2 people sat on the cuddle bed jpeg
Judith Robbins and grandson James Blandford. (Picture: Jake Lynch)

Cuddles can improve comfort and care

In February 2020, Peter and Judith Robbins celebrated their 60th wedding anniversary.

Just a few weeks after that anniversary, Mrs Robbins sat beside her husband during the final moments of his life – he on the hospital bed and she on a plastic chair beside him, her arms wrapped around him as best she could.

‘I just wanted to lie next to him.

‘I wanted to hold him.’

Mr and Mrs Robbins spent just a few days in the palliative care ward at Bairnsdale Regional Health Service before Mr Robbins passed away.

He was 83.

Not being able to be physically closer to the man she loved so dearly, during such an important time, was another heartbreak in a time of many for Mrs Robbins.

Never one to let a problem go unchallenged, she and her family set about seeing whether there was a better way.

‘I got home and just starting Googling ‘palliative care beds’ or something like that,’ said grandson James Blandford.

The pair stumbled upon an article online about Robina Hospital on the Gold Coast that had purchased a ‘cuddle bed’ – essentially a much wider bed with specialised hospital functions – that allowed the family of a palliative patient to comfortably lie next to their loved one.

‘I called Robina right away,’ Mrs Robbins said.

‘They were happy to tell me all about the cuddle bed.

‘From there we started learning all about them.’

And they set their collective energy on providing a cuddle bed for families in east Gippsland.

‘We wanted other families to have the benefit of a bed like this, to help make their end-of-life experience just that little bit more comfortable,’ Mr Blandford said.

But, at upwards of $18,000 per bed, it was always going to be a big ask.

So Mr Blandford turned to the community, launching a Go Fund Me campaign.

‘My grandparents had spent so much of their life helping other people,’ Mr Blandford said.

For more than 30 years the couple ran Annie’s Cottage – a property in Lindenow South for families of children with life-threatening illnesses to enjoy a holiday.

In 2015, they were awarded an Order of Australia Medal for their charitable work.

‘This cuddle bed campaign was one way of giving back to Nan and Pa, who have given so much time helping families.’

The campaign struck a chord.

More than 140 donors raised $25,045 with one donor contributing $5,000.

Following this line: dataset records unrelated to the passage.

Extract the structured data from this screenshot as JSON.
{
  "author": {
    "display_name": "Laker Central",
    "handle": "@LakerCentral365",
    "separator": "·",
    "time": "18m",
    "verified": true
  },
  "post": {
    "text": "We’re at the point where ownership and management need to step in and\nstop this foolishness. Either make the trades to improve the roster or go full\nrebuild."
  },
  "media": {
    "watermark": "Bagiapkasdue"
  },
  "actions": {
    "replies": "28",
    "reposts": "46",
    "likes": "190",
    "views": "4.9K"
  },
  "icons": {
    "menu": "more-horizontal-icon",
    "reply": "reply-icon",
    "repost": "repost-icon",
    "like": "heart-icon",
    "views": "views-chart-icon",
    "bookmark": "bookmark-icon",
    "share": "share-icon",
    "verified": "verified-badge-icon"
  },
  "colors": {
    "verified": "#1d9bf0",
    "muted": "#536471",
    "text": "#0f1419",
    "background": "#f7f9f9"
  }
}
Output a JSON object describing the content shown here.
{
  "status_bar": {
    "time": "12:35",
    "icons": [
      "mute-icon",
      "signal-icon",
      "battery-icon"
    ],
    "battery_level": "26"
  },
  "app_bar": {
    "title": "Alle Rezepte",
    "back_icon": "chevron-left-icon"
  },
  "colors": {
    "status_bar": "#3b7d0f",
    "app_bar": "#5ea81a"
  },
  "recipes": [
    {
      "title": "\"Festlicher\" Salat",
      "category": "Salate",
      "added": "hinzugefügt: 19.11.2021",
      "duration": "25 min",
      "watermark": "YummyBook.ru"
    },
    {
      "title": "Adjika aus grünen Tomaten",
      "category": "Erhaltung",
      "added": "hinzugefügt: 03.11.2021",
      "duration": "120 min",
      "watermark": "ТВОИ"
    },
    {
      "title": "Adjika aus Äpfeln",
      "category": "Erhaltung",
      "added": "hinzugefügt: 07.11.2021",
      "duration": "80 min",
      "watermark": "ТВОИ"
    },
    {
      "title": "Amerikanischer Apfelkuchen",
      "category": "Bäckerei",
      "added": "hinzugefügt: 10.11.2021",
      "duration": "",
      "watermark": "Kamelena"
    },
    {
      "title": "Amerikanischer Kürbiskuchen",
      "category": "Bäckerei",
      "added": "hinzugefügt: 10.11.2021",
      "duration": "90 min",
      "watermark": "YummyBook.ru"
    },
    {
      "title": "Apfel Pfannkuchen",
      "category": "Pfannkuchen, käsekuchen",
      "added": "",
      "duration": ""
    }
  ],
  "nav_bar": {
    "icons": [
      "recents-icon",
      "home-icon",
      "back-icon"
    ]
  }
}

Though a global pandemic made shipping from the USA a challenge, BRHS was very pleased to finally take receipt of the cuddle bed.

‘This is all in memory of him,’ Mrs Robbins said.

‘It’s a gift in his memory to other families in the future that find themselves here.’